Twitter Ads

A Guide to Twitter Ads: Main Types, Cost, Specs, and Examples

Your business is growing or on a roll. You’re witnessing increasing user engagement, user conversion, click-throughs, and the works. On Twitter, your tweets are engaging, being retweeted or favored. So it’s time, you say, to set up a Twitter Ads campaign. But where do you start? Or with what? Well, here it goes.

Types of Twitter Ads

First off, there are different types of Twitter Ads: promoted tweets, which are regular tweets that you pay for in order to display them to people that are not following them yet. Then, there are promoted accounts. These are shown on potential followers’ timeline. This means that your business can benefit from a larger audience. And, of course, there are promoted trends. This type of Twitter Ads campaign focuses on topics that are the most talked ones on Twitter. Basically, through the use of the # (“hashtag”), you can promote a specific topic that is both trending and can gain further organic growth through the use of retweeting.

Twitter Ads Cards

These are somewhat trickier to enable, but Twitter has made sure that it explains the whole process, so we don’t have to.

There are several cards that you can use, depending on the type of your Twitter Ads campaign, to expose your brand. There are the following: Summary card, Summary card with large image. Then there are the App card, Product card, and the Player card.

The first two ones are similar: the only difference is that the Summary card with large image supports a large featured photo, unlike the other one. The Summary card is a standard card that has a title, description, thumbnail, and Twitter account attribution. The App card is a card that details a mobile app with availability for direct download.
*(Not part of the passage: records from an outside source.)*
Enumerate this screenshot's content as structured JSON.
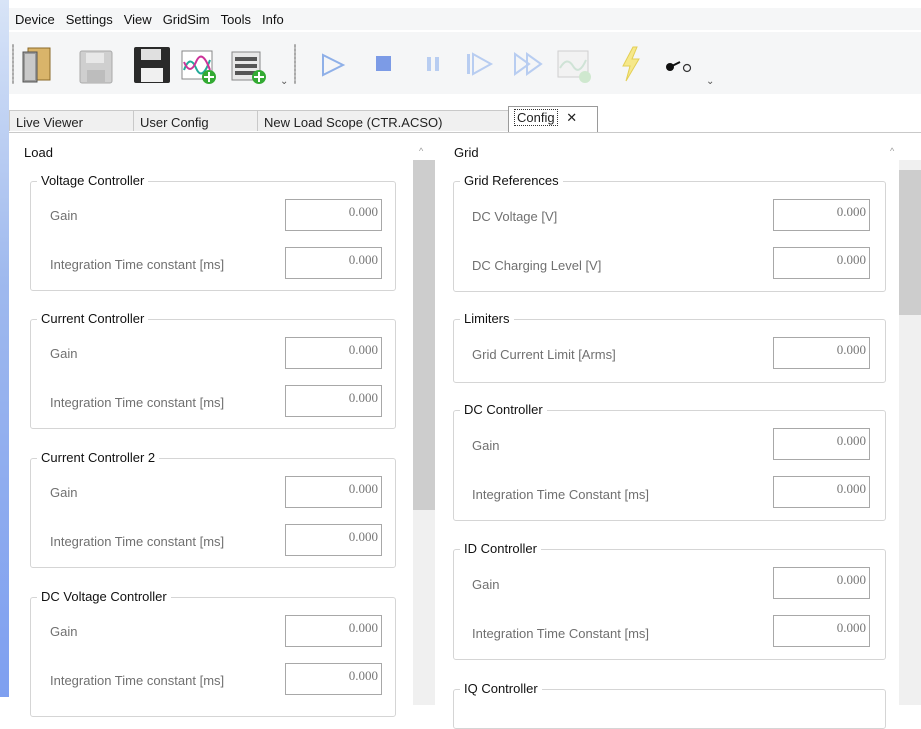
{
  "menu": [
    "Device",
    "Settings",
    "View",
    "GridSim",
    "Tools",
    "Info"
  ],
  "toolbar": {
    "icons": [
      "open-icon",
      "save-icon",
      "save-all-icon",
      "waveform-add-icon",
      "list-add-icon",
      "play-icon",
      "stop-icon",
      "pause-icon",
      "step-icon",
      "fast-forward-icon",
      "chart-icon",
      "lightning-icon",
      "toggle-icon"
    ],
    "overflow": "⌄"
  },
  "tabs": [
    {
      "label": "Live Viewer"
    },
    {
      "label": "User Config"
    },
    {
      "label": "New Load Scope (CTR.ACSO)"
    },
    {
      "label": "Config",
      "close": "✕"
    }
  ],
  "left": {
    "title": "Load",
    "groups": [
      {
        "title": "Voltage Controller",
        "fields": [
          {
            "label": "Gain",
            "value": "0.000"
          },
          {
            "label": "Integration Time constant [ms]",
            "value": "0.000"
          }
        ]
      },
      {
        "title": "Current Controller",
        "fields": [
          {
            "label": "Gain",
            "value": "0.000"
          },
          {
            "label": "Integration Time constant [ms]",
            "value": "0.000"
          }
        ]
      },
      {
        "title": "Current Controller 2",
        "fields": [
          {
            "label": "Gain",
            "value": "0.000"
          },
          {
            "label": "Integration Time constant [ms]",
            "value": "0.000"
          }
        ]
      },
      {
        "title": "DC Voltage Controller",
        "fields": [
          {
            "label": "Gain",
            "value": "0.000"
          },
          {
            "label": "Integration Time constant [ms]",
            "value": "0.000"
          }
        ]
      }
    ]
  },
  "right": {
    "title": "Grid",
    "groups": [
      {
        "title": "Grid References",
        "fields": [
          {
            "label": "DC Voltage [V]",
            "value": "0.000"
          },
          {
            "label": "DC Charging Level [V]",
            "value": "0.000"
          }
        ]
      },
      {
        "title": "Limiters",
        "fields": [
          {
            "label": "Grid Current Limit [Arms]",
            "value": "0.000"
          }
        ]
      },
      {
        "title": "DC Controller",
        "fields": [
          {
            "label": "Gain",
            "value": "0.000"
          },
          {
            "label": "Integration Time Constant [ms]",
            "value": "0.000"
          }
        ]
      },
      {
        "title": "ID Controller",
        "fields": [
          {
            "label": "Gain",
            "value": "0.000"
          },
          {
            "label": "Integration Time Constant [ms]",
            "value": "0.000"
          }
        ]
      },
      {
        "title": "IQ Controller",
        "fields": []
      }
    ]
  },
  "scroll": {
    "up_arrow": "^"
  }
}
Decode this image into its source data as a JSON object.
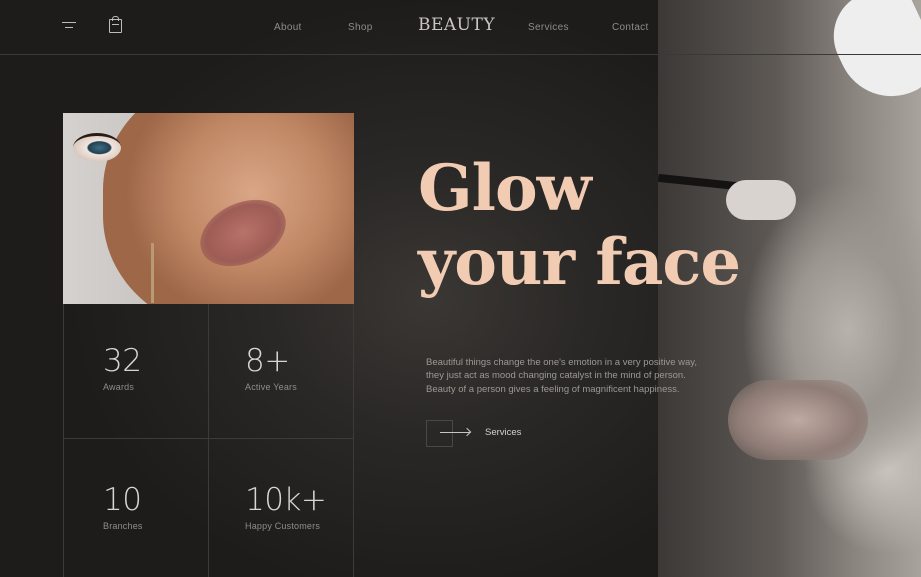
{
  "colors": {
    "background": "#1e1e1e",
    "accent": "#f1ccb3",
    "text_muted": "#8e8c8a"
  },
  "header": {
    "menu_icon": "hamburger-menu-icon",
    "bag_icon": "shopping-bag-icon",
    "brand": "BEAUTY",
    "nav": [
      {
        "label": "About"
      },
      {
        "label": "Shop"
      },
      {
        "label": "Services"
      },
      {
        "label": "Contact"
      }
    ]
  },
  "hero": {
    "title_line1": "Glow",
    "title_line2": "your face",
    "description": "Beautiful things change the one's emotion in a very positive way, they just act as mood changing catalyst in the mind of person. Beauty of a person gives a feeling of magnificent happiness.",
    "cta_label": "Services",
    "cta_icon": "arrow-right-icon"
  },
  "stats": [
    {
      "value": "32",
      "label": "Awards"
    },
    {
      "value": "8+",
      "label": "Active Years"
    },
    {
      "value": "10",
      "label": "Branches"
    },
    {
      "value": "10k+",
      "label": "Happy Customers"
    }
  ]
}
The Player card is a card that provides video, audio or media availability (such as music playlists etc.). These are powerful tools that you can use for your Twitter Ads campaigns.

And, of course, the Product card is for those that have an e-commerce business. It offers, in addition to the title, description (up to 200 words), thumbnail and Twitter attribution, a spot for price and availability detailing.

Campaign Pricing

One would argue that all this looks enticing, but: “What is the cost for such Twitter Ads campaigns?”. Well, first of all, you need to validate your Twitter cards prior to using them in an effective campaign.

Second of all, pricing for Twitter Ads is based on three levels of bidding. There’s automatic bidding: depending on the type of your campaign and your prior experience with Twitter. It automatically suggests the overall price for your campaign, depending on the objectives that you define.

The maximum bidding option is for those advertisers that work on a budget. Basically, you set a maximum cost for your objective-based campaign. And, as Twitter states:

“Additionally, the maximum bid option allows advertisers to manually set a higher bid, which increases the likelihood of their ad displaying in front of the targeted audience”. Last, but not least, there’s target bidding. This is for those who target either website visits or follower campaign results.

Examples of Twitter Ads

Think of Coca-Cola, Adidas, Nike, and other large corporations that strategically focus on when to start a campaign. Coca-Cola’s Christmas campaign works well during, you guessed it, Christmas. Adidas made some Twitter Ads for their new collection of sportswear during the football league contest. And so on.

Whether you’re on a budget, a small on the trend company, or a big retailer, using Twitter Ads will definitely improve your conversion rate, ROI, profit, and revenue. Just make sure you pay attention to the above info. And don’t forget the best practices when it comes to followers and their acquisition.

Image source: classy.org